Dataset items:
•••••

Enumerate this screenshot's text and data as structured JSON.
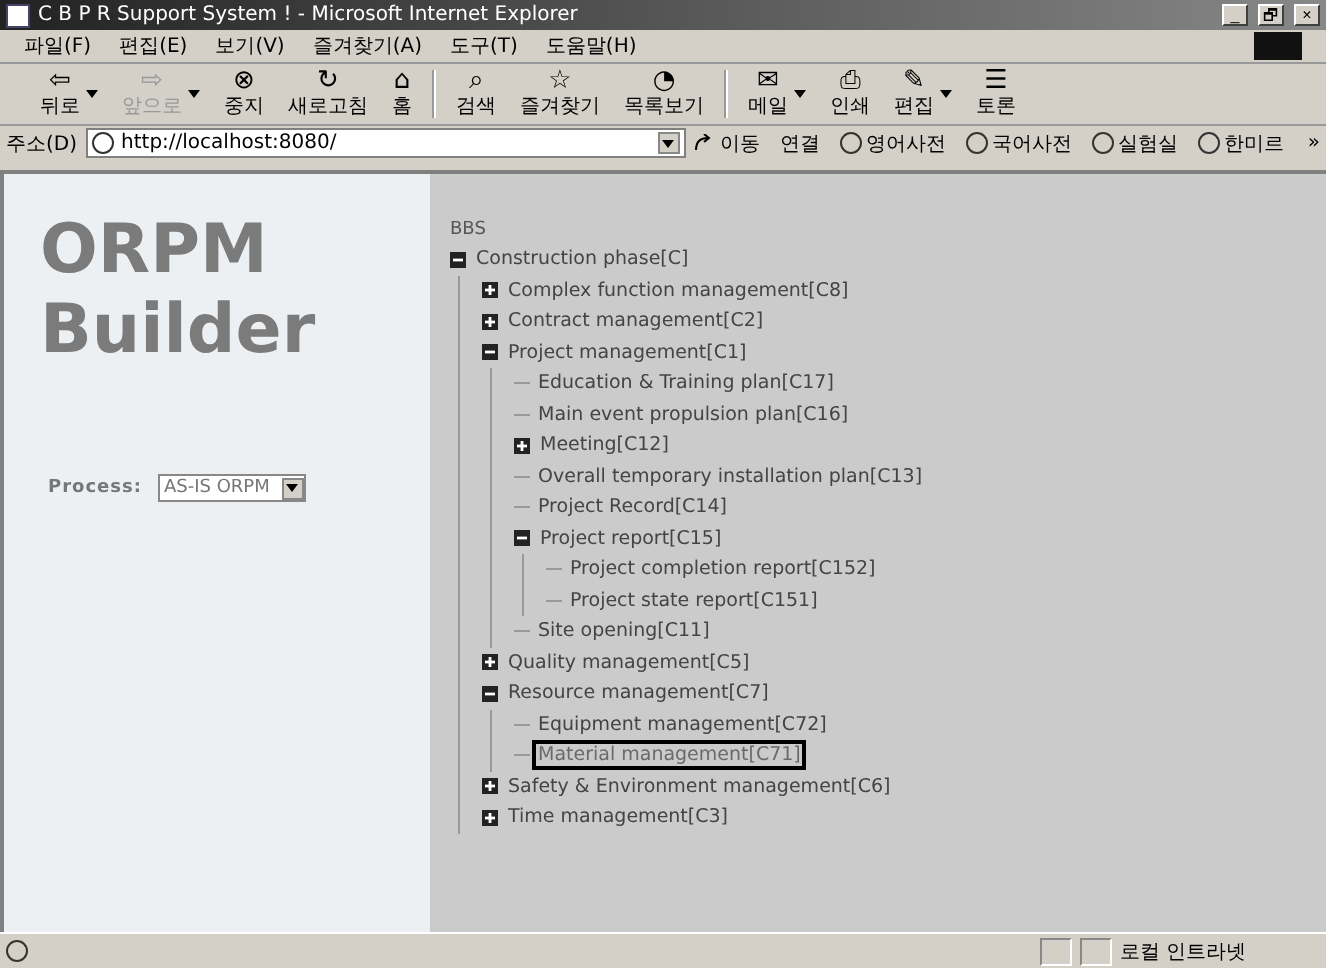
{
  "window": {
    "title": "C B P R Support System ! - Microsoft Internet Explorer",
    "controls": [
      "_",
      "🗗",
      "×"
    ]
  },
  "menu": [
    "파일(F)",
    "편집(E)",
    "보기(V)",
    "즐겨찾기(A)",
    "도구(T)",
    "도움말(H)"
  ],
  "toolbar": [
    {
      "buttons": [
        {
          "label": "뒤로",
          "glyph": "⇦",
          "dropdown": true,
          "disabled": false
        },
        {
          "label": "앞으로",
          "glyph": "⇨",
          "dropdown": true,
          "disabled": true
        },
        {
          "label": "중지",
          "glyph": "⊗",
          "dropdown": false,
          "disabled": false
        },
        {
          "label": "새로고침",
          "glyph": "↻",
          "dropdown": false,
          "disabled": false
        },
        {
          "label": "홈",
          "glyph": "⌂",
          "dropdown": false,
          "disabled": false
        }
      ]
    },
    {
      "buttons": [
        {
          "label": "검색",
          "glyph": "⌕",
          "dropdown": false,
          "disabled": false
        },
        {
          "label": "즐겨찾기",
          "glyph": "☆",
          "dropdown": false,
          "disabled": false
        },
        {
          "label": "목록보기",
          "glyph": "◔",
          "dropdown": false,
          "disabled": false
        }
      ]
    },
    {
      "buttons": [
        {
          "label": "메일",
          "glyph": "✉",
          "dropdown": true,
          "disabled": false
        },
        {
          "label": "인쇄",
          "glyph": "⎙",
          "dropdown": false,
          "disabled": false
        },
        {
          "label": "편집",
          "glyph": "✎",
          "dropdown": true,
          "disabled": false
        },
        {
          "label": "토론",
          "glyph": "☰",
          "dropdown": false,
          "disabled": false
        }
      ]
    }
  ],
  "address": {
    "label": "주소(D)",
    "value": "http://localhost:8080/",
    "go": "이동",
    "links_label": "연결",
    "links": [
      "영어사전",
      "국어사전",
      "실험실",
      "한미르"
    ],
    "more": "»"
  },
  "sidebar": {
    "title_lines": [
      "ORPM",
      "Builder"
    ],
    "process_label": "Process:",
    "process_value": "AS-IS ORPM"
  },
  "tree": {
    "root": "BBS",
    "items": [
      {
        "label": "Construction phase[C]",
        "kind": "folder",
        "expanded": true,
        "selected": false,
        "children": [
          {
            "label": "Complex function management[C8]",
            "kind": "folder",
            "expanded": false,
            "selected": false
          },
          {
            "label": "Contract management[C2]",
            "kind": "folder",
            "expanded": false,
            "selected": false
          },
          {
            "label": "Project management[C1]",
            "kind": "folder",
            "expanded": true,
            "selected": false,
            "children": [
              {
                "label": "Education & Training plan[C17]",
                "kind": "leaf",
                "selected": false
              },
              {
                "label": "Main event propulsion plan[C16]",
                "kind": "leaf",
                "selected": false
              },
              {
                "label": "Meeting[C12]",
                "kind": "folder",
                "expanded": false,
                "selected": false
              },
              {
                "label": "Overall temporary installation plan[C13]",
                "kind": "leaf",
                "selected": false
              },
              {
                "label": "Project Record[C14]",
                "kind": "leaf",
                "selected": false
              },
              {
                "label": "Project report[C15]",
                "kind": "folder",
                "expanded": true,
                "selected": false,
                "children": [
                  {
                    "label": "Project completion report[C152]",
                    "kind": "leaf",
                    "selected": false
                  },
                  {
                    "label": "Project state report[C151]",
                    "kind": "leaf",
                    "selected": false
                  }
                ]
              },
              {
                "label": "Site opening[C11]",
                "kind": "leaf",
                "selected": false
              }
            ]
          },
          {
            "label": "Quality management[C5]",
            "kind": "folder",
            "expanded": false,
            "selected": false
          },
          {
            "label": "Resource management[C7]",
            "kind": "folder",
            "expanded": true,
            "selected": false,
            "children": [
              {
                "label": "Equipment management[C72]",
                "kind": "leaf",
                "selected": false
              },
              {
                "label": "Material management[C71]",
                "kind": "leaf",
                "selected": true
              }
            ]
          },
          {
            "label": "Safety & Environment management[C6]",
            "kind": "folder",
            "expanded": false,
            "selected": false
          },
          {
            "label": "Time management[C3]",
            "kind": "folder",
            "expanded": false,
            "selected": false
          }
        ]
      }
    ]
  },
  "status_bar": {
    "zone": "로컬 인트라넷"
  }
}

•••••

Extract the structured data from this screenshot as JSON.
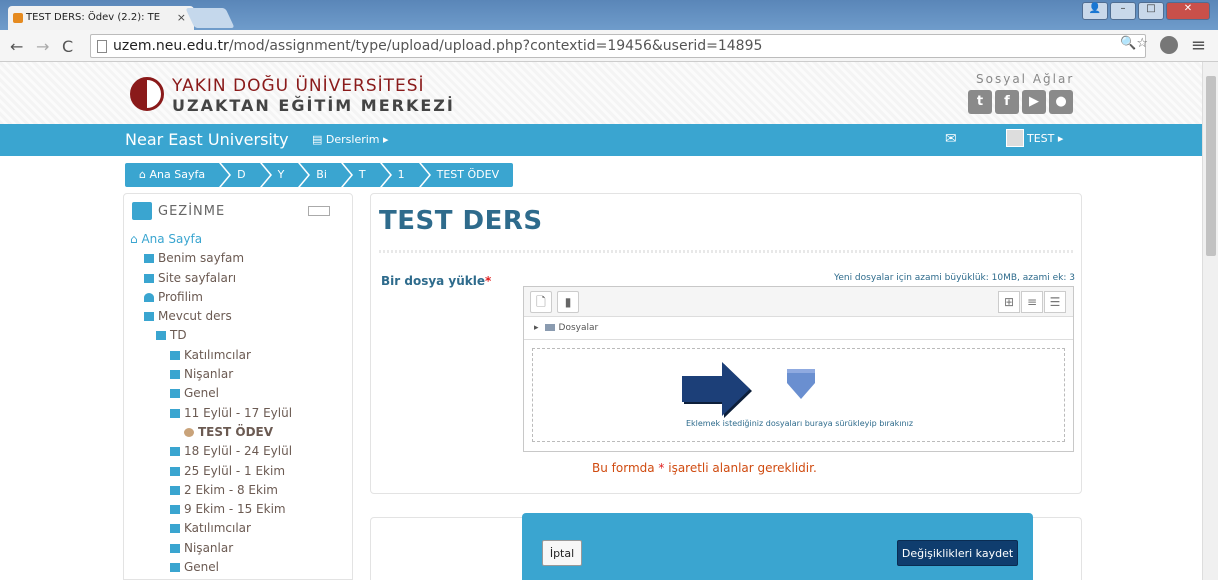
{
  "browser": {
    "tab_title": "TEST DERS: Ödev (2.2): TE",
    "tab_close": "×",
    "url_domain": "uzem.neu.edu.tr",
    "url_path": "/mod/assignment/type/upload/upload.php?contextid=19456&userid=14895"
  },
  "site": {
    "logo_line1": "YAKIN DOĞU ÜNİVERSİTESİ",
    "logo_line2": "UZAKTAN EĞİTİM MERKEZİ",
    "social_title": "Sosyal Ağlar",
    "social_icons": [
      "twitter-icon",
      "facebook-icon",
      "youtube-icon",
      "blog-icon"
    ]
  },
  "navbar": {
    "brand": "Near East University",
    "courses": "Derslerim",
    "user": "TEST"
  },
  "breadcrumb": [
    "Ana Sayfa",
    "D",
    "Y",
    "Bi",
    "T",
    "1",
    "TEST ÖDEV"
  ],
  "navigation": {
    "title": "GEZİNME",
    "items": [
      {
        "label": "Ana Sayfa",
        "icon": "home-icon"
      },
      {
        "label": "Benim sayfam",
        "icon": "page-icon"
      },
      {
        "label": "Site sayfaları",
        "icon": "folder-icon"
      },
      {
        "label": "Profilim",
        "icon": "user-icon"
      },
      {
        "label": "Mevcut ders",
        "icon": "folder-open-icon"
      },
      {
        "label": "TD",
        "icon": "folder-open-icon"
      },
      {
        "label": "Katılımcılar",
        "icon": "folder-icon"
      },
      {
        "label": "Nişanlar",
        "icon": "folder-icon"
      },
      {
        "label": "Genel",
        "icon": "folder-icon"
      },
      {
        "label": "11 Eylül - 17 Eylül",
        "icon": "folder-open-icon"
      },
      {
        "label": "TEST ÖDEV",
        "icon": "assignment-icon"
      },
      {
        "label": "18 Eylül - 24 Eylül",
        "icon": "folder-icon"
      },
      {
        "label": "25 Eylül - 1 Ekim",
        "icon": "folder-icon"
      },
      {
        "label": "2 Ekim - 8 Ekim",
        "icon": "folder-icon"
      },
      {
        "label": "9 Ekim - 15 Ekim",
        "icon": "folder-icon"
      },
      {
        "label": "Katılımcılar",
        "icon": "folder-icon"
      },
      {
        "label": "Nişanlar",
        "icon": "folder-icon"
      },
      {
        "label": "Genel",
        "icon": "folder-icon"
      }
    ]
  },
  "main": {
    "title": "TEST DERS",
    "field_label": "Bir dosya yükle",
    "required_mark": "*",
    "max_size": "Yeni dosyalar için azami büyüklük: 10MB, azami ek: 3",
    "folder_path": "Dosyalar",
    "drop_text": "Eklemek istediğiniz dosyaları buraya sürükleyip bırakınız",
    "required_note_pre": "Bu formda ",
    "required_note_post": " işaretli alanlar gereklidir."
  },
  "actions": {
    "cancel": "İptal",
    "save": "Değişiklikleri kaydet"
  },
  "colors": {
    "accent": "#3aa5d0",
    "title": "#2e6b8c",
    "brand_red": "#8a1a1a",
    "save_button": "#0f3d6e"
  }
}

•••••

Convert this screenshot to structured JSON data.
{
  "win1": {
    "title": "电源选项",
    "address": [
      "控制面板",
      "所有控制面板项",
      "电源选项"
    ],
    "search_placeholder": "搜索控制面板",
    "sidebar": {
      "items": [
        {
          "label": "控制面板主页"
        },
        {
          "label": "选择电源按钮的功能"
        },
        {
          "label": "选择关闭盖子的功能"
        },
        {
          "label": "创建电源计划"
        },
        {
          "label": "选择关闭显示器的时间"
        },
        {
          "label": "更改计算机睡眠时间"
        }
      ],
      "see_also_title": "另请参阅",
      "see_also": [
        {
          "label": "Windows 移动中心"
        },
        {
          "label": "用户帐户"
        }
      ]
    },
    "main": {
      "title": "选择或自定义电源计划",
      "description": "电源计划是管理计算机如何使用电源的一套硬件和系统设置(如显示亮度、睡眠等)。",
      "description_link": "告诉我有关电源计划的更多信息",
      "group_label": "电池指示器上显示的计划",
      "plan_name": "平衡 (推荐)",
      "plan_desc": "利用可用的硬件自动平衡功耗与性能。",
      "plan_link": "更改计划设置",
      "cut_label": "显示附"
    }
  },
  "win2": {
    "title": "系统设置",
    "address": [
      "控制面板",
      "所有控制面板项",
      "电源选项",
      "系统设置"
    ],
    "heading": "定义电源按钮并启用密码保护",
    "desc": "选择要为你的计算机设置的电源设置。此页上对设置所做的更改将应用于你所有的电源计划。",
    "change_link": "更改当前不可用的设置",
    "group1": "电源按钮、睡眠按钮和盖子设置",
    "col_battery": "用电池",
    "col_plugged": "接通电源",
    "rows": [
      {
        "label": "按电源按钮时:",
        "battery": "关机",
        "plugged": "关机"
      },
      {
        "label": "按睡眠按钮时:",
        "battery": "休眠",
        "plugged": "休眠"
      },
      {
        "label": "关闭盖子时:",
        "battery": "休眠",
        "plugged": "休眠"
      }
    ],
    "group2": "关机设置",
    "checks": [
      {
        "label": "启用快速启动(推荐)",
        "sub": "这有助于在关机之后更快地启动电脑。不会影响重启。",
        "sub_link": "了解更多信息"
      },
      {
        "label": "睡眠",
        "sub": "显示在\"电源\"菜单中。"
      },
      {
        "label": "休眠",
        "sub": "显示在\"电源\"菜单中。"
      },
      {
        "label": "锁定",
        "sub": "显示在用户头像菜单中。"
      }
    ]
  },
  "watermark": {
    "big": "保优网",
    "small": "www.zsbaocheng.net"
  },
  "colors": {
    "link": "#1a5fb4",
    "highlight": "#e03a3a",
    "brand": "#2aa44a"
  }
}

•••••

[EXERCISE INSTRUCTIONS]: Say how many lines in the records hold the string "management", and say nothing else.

[SOLUTION FOR THIS PROBLEM]: 9